Blog Tour: The Real Prom Queens of Westfield High (Review and Guest Post)

**I received this book for free through Publisher in exchange for an honest review. This does not affect my opinion of the book or the content of my review.**

Blog Tour: The Real Prom Queens of Westfield High (Review and Guest Post)Book: The Real Prom Queens of Westfield High by Laurie Boyle Crompton
Release Information: 4 February 2014 from Sourcebooks Fire
Source: Publisher
Add to Goodreads
Summary: Shannon’s ‘clique’ is just her and her best friend and she has a super-embarrassing nickname that won’t go away. It is no huge shock when her classmates vote her least likely to be crowned Prom Queen. What is shocking is the new hidden camera reality show she finds herself starring in, titled The Prom Queen Wannabes! Shannon and two other Wannabes must battle to be elected Prom Queen and snag the One! Million! Dollar! prize. After a summer of makeovers and training at Prom Queen Camp, the hidden cameras watch the three of them enter their senior year equipped with secret skills to help wage war on the popular set. Things at Westfield High are about to get ugly, and Shannon must decide how much she's willing to give up for a shot at winning that tiara.

 

Thoughts: I loved Blaze and was excited to review The Real Prom Queens of Westfield High as part of the blog tour.  Both books made me laugh out loud and explored feminist themes without shoving an agenda down my throat.

What I love about Prom Queens is that it feels both familiar and different at the same time.  We’ve all read stories where a girl is offered her dream (popularity, fame, etc.) and then she slowly realizes what she really needs (friends, family, love, etc.).  Prom Queens made this feel fresh.  Shannon never wanted popularity or fame.  She only wanted to not be mercilessly teased by her classmates.  When she thinks about being popular in the beginning of the book, she imagines all of her new friends as relationships like her current best friend.  Then, we see her slowly manipulated into ignoring her own value system for one constantly promoted in the media to sell beauty products to women.

While there are over the top shenanigans, I didn’t have trouble believing it because the characters are always real.  Even the mean girls develope likeable qualities and it is easy to understand where they are coming from.  In the end, everything wrapped up in a satisfying way that allowed a group of teen girls to rise above competing with each other (although not before humiliating themselves).

Favorite Moment: The stage-diving moment at the end had me gasping for breath.  It was the highlight of a steady stream of hilarious moments.

WTF Moment: Any time the corporate sponsor manipulated real lives in order to create drama for the show.   View Spoiler »

Overall: Very Mean Girls, but with reality TV.  Real Prom Queens of Westfield High is funny with a great message.

GUEST POST

My relationship with reality TV started when I first fell in love with MTV’s The Real World years ago. Since then, I’ve logged enough hours of guilty pleasure viewing to qualify as something of an expert.

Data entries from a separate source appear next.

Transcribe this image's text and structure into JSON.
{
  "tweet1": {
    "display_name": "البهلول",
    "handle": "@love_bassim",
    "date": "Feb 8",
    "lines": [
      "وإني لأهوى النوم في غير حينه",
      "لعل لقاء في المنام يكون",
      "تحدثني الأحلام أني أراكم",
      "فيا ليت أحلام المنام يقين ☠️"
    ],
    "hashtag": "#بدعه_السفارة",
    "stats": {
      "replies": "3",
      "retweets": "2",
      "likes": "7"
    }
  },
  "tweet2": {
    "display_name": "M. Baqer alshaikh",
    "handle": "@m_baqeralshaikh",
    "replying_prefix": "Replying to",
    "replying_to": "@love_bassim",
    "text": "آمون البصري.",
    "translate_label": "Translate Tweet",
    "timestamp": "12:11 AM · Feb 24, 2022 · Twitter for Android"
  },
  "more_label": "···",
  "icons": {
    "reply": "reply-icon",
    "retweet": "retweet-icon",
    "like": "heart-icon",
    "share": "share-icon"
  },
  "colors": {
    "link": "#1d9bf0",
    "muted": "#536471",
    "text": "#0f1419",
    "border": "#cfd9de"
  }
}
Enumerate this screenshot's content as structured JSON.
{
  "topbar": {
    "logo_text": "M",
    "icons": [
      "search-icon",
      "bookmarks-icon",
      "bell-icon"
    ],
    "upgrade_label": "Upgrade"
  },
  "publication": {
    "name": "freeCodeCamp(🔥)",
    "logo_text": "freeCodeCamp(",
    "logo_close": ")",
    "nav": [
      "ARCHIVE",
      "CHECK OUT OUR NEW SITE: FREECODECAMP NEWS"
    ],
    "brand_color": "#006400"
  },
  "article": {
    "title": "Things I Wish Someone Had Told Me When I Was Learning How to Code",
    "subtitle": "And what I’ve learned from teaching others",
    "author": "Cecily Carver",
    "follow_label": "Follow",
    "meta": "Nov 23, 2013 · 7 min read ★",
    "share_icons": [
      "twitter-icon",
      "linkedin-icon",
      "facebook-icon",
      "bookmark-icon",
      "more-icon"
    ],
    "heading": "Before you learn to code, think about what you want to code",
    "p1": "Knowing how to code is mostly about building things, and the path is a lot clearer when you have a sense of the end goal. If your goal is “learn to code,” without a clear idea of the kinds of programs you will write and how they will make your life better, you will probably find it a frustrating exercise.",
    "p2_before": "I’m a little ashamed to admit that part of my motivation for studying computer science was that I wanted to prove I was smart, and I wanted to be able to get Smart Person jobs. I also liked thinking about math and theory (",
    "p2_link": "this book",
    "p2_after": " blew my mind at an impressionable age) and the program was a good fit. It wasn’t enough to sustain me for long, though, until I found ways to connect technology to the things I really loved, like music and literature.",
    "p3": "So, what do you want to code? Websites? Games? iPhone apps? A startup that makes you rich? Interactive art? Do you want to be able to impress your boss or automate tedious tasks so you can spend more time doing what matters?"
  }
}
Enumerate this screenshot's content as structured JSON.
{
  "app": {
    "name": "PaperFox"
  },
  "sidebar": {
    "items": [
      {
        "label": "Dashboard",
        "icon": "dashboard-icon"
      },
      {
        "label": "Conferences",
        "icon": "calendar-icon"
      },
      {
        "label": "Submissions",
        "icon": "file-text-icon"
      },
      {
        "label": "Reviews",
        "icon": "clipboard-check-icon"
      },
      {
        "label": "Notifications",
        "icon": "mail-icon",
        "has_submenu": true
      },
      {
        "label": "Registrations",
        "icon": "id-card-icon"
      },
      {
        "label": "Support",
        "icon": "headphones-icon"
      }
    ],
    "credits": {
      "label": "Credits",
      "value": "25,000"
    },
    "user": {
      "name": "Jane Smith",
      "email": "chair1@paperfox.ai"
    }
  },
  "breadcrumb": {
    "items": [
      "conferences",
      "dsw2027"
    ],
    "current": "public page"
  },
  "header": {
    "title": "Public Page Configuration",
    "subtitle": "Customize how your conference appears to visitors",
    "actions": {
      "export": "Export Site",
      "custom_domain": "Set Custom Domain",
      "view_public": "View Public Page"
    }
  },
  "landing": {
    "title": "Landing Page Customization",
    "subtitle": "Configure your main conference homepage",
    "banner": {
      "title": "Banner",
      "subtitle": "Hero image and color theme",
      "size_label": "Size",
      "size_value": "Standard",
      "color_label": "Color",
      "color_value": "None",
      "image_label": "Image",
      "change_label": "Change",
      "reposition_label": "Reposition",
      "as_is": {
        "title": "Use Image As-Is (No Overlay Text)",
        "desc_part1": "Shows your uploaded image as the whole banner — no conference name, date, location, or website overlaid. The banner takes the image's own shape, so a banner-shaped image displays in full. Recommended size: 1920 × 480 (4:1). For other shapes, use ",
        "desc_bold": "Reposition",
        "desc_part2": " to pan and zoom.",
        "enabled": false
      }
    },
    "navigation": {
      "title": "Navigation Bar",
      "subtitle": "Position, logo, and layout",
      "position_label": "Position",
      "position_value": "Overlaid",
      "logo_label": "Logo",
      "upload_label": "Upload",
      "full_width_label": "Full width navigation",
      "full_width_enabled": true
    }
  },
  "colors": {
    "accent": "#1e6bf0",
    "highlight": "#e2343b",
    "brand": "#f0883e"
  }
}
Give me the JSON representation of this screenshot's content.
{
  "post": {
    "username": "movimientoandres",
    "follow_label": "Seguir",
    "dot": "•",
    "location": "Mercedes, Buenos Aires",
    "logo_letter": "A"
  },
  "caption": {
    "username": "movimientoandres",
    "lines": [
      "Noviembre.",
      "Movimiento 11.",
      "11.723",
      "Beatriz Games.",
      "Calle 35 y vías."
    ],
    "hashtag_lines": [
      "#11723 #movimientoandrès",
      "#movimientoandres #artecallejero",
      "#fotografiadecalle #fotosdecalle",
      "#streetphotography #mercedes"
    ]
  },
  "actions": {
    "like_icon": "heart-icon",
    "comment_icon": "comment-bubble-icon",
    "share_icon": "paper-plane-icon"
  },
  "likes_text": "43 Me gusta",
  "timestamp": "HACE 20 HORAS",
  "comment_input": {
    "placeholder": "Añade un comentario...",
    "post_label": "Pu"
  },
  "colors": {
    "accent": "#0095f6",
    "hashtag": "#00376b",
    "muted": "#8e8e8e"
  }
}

My family is very musical and we like to watch singing competition shows together. We even went to see the American Idol winners in concert a few years ago when we were visiting my family in Pittsburgh. The concert was a lot of fun with the perfect amount of cheesiness. We will sometimes watch Cake Boss which properly gets everyone in the mood for baked goods and I’ve been known to watch Hoarders as motivation for spring cleaning.

But my greatest guilty pleasure reality TV show has to be America’s Next Top Model. I’m embarrassed to say I’ve barely missed a show in all twenty cycles. I did skip the British Invasion one when it originally aired, but then just last week I binge watched the whole season and still feel an appropriate level of shame. I wrote THE REAL PROM QUEENS OF WESTFIELD HIGH in an attempt to redeem some of the hours I’ve spent in front of the TV and I really hope readers enjoy the over-the-top spoof.

Laurie Boyle Crompton grew up in Butler, Pennsylvania, where she was never in danger of becoming prom queen despite looking fairly cute in a tiara. She now splits her time between Queens and New Paltz, NY, and is the author of the YA novel Blaze. As research for The Real Prom Queens she may or may not have watched every episode of America’s Next Top Model.

Visit www.lboylecrompton.com.

4 Stars